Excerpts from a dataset
━━━

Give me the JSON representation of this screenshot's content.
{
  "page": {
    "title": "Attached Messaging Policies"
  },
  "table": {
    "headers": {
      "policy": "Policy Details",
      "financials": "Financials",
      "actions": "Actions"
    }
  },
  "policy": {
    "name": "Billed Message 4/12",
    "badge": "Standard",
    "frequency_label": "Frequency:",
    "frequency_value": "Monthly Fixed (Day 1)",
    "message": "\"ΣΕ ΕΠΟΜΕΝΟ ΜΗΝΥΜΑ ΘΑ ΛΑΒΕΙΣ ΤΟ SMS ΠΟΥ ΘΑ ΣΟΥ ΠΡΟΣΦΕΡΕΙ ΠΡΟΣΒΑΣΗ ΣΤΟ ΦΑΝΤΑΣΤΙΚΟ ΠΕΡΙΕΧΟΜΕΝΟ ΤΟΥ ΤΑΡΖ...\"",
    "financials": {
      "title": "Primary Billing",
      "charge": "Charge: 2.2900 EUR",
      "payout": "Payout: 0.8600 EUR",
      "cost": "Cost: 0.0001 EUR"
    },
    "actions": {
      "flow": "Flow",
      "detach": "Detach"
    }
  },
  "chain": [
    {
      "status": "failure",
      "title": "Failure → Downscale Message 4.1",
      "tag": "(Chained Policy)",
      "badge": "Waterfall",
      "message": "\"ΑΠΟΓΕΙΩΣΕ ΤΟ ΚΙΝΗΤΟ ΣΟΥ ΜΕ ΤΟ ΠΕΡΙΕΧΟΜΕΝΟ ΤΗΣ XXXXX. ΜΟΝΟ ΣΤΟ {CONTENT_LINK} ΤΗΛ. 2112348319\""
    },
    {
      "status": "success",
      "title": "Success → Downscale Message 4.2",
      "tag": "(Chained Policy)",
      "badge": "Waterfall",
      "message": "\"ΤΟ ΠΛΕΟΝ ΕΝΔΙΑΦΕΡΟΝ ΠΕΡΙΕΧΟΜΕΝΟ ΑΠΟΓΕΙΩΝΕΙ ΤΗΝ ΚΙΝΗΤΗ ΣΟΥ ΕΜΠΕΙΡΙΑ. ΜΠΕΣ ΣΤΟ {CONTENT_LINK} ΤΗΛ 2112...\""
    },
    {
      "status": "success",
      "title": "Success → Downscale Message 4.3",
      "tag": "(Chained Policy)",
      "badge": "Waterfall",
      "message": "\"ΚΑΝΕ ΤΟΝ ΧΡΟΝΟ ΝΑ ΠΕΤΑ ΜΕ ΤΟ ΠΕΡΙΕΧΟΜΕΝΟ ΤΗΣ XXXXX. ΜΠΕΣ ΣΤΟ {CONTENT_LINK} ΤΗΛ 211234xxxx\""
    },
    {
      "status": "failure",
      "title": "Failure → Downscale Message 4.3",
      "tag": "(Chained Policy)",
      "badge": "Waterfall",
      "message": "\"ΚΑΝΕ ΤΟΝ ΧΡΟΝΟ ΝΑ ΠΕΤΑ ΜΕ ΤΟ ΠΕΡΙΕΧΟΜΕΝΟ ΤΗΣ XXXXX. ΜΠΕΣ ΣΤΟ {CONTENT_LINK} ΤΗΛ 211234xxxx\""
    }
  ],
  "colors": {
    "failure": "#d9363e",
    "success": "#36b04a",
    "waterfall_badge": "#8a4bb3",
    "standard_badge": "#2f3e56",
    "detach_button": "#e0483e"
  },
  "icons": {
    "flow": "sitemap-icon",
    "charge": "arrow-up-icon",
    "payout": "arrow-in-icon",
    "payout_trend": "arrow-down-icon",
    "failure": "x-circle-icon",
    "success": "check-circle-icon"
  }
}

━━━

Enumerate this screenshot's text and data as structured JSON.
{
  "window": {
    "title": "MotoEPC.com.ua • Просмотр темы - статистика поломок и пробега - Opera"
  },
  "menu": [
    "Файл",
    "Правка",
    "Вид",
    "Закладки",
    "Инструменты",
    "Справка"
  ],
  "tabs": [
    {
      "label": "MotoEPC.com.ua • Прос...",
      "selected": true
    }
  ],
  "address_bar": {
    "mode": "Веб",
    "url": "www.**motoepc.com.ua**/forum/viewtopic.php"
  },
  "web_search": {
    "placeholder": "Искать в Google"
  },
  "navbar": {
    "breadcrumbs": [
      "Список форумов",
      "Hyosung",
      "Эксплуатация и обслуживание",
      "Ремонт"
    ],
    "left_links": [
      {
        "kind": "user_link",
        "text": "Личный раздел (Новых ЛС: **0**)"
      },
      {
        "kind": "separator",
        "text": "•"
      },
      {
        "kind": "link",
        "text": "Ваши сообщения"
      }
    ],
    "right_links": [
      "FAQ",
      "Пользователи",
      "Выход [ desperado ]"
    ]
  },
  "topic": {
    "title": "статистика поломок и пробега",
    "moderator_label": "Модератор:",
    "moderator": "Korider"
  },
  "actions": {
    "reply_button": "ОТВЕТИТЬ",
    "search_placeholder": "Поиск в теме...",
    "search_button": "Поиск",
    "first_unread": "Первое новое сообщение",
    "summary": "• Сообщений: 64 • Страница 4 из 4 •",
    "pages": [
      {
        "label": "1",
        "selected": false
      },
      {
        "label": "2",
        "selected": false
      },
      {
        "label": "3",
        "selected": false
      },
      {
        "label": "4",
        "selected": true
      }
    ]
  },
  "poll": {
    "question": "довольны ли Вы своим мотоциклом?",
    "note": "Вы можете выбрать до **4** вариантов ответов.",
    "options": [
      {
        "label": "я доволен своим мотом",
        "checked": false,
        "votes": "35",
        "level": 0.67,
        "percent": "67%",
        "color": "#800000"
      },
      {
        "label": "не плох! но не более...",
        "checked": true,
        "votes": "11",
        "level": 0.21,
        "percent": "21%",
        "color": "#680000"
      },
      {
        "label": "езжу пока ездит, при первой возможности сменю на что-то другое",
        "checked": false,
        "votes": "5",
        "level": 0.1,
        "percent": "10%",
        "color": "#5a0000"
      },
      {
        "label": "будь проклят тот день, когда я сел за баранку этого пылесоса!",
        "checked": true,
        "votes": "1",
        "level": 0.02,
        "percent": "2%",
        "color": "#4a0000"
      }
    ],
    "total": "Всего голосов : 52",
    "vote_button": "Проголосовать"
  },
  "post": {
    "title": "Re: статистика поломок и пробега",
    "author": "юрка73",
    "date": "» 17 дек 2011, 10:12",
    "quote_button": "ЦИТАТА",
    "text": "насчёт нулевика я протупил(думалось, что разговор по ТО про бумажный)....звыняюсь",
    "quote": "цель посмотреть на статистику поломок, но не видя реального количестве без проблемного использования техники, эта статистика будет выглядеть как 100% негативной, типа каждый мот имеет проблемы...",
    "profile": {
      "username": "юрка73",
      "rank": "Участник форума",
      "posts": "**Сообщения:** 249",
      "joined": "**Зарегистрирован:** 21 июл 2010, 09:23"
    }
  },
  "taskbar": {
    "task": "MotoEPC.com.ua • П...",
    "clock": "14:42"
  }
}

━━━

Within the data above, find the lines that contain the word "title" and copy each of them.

• **Reply to the task**:
    "title": "Attached Messaging Policies"
      "title": "Primary Billing",
      "title": "Failure → Downscale Message 4.1",
      "title": "Success → Downscale Message 4.2",
      "title": "Success → Downscale Message 4.3",
      "title": "Failure → Downscale Message 4.3",
    "title": "MotoEPC.com.ua • Просмотр темы - статистика поломок и пробега - Opera"
    "title": "статистика поломок и пробега",
    "title": "Re: статистика поломок и пробега",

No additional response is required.